Heinz Mack is a German artist who is known as one of the founders of the ZERO art movement, a movement that reacted to the trend of abstract expressionism by decreeing that art should be devoid of color and emotion.
Despite his associations with ZERO, Mack’s studio looks bright and colorful, with the paintings behind him adding a certain cheerful aesthetic to the whole room. They’re large enough to have the presence of a painted wall.
There’s a sliver of a window visible behind this stack of paintings – interesting that Mack has covered up that window with all of his works, or perhaps there’s enough space to get behind them if he needs to. It appears as though the artist stretches his own canvases, as the table in front of him in the photo looks like it’s holding a freshly glued canvas stretcher that’s still clamped together. Bottles of paint, or possible glue or solvent, sit in front the stretcher on the other side of the table.
The contrast between these bright, colorful works and the very serious-looking artist standing in front of them is an interesting, and almost humorous juxtaposition. Mack’s works have been compared to op-art contemporaries such as Bridget Riley. Aside from his paintings, he is also known for his works of kinetic art, like those of Anthony Howe.

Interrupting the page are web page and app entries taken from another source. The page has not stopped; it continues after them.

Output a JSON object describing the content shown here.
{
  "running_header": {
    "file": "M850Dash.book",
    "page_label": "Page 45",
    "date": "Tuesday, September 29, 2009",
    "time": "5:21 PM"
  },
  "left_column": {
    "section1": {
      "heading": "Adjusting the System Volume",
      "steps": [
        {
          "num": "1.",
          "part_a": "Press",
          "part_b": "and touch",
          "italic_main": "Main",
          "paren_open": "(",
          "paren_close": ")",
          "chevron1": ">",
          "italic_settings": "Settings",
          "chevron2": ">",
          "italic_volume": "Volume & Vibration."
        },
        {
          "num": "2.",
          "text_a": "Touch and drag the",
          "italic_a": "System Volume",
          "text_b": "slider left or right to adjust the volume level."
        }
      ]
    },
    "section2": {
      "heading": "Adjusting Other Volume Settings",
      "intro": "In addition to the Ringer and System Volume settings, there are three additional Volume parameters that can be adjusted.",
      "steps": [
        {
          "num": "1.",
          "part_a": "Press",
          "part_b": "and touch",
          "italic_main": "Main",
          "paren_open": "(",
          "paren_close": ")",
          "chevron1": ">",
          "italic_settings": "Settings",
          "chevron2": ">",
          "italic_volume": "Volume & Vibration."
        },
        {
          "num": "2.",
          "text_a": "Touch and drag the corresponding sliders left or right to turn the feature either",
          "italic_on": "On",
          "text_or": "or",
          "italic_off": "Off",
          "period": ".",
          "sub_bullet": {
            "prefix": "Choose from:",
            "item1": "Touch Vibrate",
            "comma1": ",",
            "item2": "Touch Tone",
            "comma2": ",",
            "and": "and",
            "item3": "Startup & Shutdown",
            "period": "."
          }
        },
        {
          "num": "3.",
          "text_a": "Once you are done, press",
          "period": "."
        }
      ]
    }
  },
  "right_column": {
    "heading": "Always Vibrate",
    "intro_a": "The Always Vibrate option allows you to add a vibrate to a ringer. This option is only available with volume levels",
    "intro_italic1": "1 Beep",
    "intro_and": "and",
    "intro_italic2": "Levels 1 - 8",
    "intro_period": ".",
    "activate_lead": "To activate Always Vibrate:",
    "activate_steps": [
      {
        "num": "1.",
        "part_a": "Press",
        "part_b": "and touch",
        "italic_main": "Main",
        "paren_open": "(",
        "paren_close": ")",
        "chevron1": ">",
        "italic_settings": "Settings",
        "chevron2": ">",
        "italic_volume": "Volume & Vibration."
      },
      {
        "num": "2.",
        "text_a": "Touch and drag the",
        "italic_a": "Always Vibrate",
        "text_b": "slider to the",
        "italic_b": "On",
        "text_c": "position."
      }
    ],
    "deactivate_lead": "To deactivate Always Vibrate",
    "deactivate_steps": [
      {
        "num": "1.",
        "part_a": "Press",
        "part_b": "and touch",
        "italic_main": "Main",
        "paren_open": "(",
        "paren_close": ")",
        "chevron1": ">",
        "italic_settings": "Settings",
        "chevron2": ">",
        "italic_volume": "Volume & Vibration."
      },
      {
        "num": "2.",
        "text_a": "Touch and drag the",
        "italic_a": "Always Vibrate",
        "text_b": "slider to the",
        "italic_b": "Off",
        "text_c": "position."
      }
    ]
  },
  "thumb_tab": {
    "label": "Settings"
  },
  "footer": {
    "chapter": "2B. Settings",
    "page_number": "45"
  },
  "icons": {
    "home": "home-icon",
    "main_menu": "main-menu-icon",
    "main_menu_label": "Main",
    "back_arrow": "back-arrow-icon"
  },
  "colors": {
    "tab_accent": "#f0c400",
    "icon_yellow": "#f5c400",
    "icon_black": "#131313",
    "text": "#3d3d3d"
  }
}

Mack’s works have been shown at large-scale exhibitions including Documenta, the Venice Biennale, and the 1972 Summer Olympics in Munich.